In the Tampa Bay area, the following counties reported cases: Hillsborough (3- all in cats), Polk (1-Bat) and Manatee (1-raccoon).

Raccoons accounted for about half the animal rabies cases with 31, followed by bats (14) and cats (12).

The 12 cats reported in 2022 was double the six cats testing positive in 2021.

Since 2002 and through last year, Florida has reported more than 2,600 total animal rabies cases, or an average of 124 cases annually.

The Florida Department of Health only performs rabies testing on suspect rabid animals that have potentially exposed a person, pet, livestock, or captive wildlife.

Rabies: Clinical Considerations and Exposure Evaluations

According to the Florida Department of Health, rabies virus can cause a nearly 100% fatal illness in humans and other mammals.
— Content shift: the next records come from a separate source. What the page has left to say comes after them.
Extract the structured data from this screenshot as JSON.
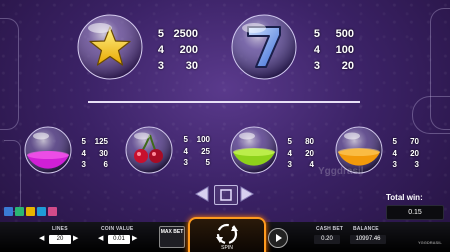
{
  "paytable": {
    "top": [
      {
        "symbol": "star-ball",
        "rows": [
          {
            "count": "5",
            "value": "2500"
          },
          {
            "count": "4",
            "value": "200"
          },
          {
            "count": "3",
            "value": "30"
          }
        ]
      },
      {
        "symbol": "seven-ball",
        "rows": [
          {
            "count": "5",
            "value": "500"
          },
          {
            "count": "4",
            "value": "100"
          },
          {
            "count": "3",
            "value": "20"
          }
        ]
      }
    ],
    "bottom": [
      {
        "symbol": "purple-potion-ball",
        "rows": [
          {
            "count": "5",
            "value": "125"
          },
          {
            "count": "4",
            "value": "30"
          },
          {
            "count": "3",
            "value": "6"
          }
        ]
      },
      {
        "symbol": "cherries-ball",
        "rows": [
          {
            "count": "5",
            "value": "100"
          },
          {
            "count": "4",
            "value": "25"
          },
          {
            "count": "3",
            "value": "5"
          }
        ]
      },
      {
        "symbol": "green-potion-ball",
        "rows": [
          {
            "count": "5",
            "value": "80"
          },
          {
            "count": "4",
            "value": "20"
          },
          {
            "count": "3",
            "value": "4"
          }
        ]
      },
      {
        "symbol": "orange-potion-ball",
        "rows": [
          {
            "count": "5",
            "value": "70"
          },
          {
            "count": "4",
            "value": "20"
          },
          {
            "count": "3",
            "value": "3"
          }
        ]
      }
    ]
  },
  "watermark": "Yggdrasil",
  "total_win": {
    "label": "Total win:",
    "value": "0.15"
  },
  "bottom_bar": {
    "lines_label": "LINES",
    "lines_value": "20",
    "coin_value_label": "COIN VALUE",
    "coin_value": "0.01",
    "max_bet_label": "MAX BET",
    "spin_label": "SPIN",
    "cash_bet_label": "CASH BET",
    "cash_bet_value": "0.20",
    "balance_label": "BALANCE",
    "balance_value": "10997.46",
    "brand": "YGGDRASIL"
  },
  "colors": {
    "background": "#3b2266",
    "accent": "#ff9a1e",
    "bar": "#000000"
  }
}
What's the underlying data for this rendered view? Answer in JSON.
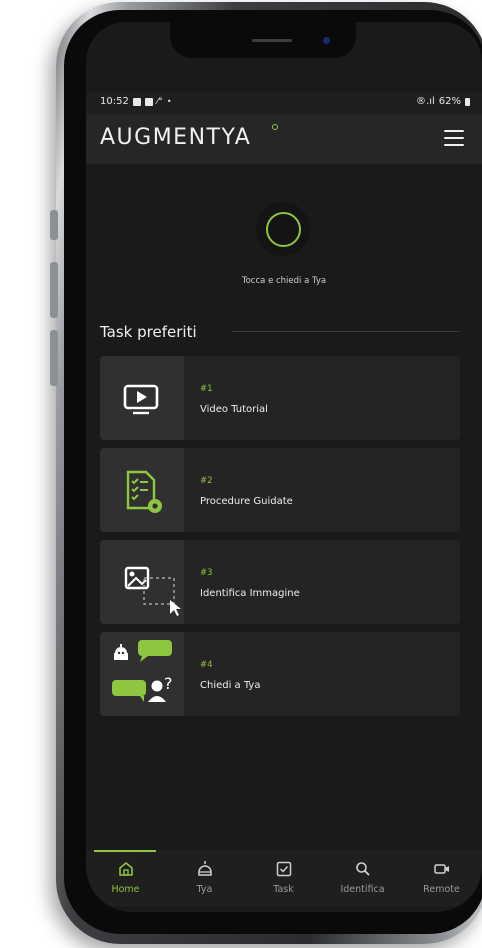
{
  "status_bar": {
    "time": "10:52",
    "signal_text": "®.ıl",
    "battery": "62%"
  },
  "header": {
    "logo": "AUGMENTYA"
  },
  "assistant": {
    "caption": "Tocca e chiedi a Tya"
  },
  "favorites": {
    "title": "Task preferiti",
    "items": [
      {
        "number": "#1",
        "title": "Video Tutorial",
        "icon": "video-player-icon"
      },
      {
        "number": "#2",
        "title": "Procedure Guidate",
        "icon": "checklist-gear-icon"
      },
      {
        "number": "#3",
        "title": "Identifica Immagine",
        "icon": "image-select-icon"
      },
      {
        "number": "#4",
        "title": "Chiedi a Tya",
        "icon": "chat-bot-icon"
      }
    ]
  },
  "bottom_nav": {
    "items": [
      {
        "label": "Home",
        "icon": "home-icon",
        "active": true
      },
      {
        "label": "Tya",
        "icon": "robot-icon",
        "active": false
      },
      {
        "label": "Task",
        "icon": "checkbox-icon",
        "active": false
      },
      {
        "label": "Identifica",
        "icon": "search-icon",
        "active": false
      },
      {
        "label": "Remote",
        "icon": "video-camera-icon",
        "active": false
      }
    ]
  },
  "colors": {
    "accent": "#8dc63f",
    "background": "#1a1a1a",
    "card": "#242424",
    "header": "#262626"
  }
}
The virus is present in some wildlife in Florida and can spread to unvaccinated pets, which then pose a high risk to the pet owner and their family. The main wildlife sources of rabies in Florida are raccoons and bats. Infected raccoons and bats can expose people, pets, livestock and other wildlife to rabies, typically through bites. Outside cats are by far the most common domestic animal found to have rabies in the state of Florida largely because they are often not kept up-to-date on rabies vaccinations. Dogs, cats and ferrets are required by law to be vaccinated against rabies in the state of Florida.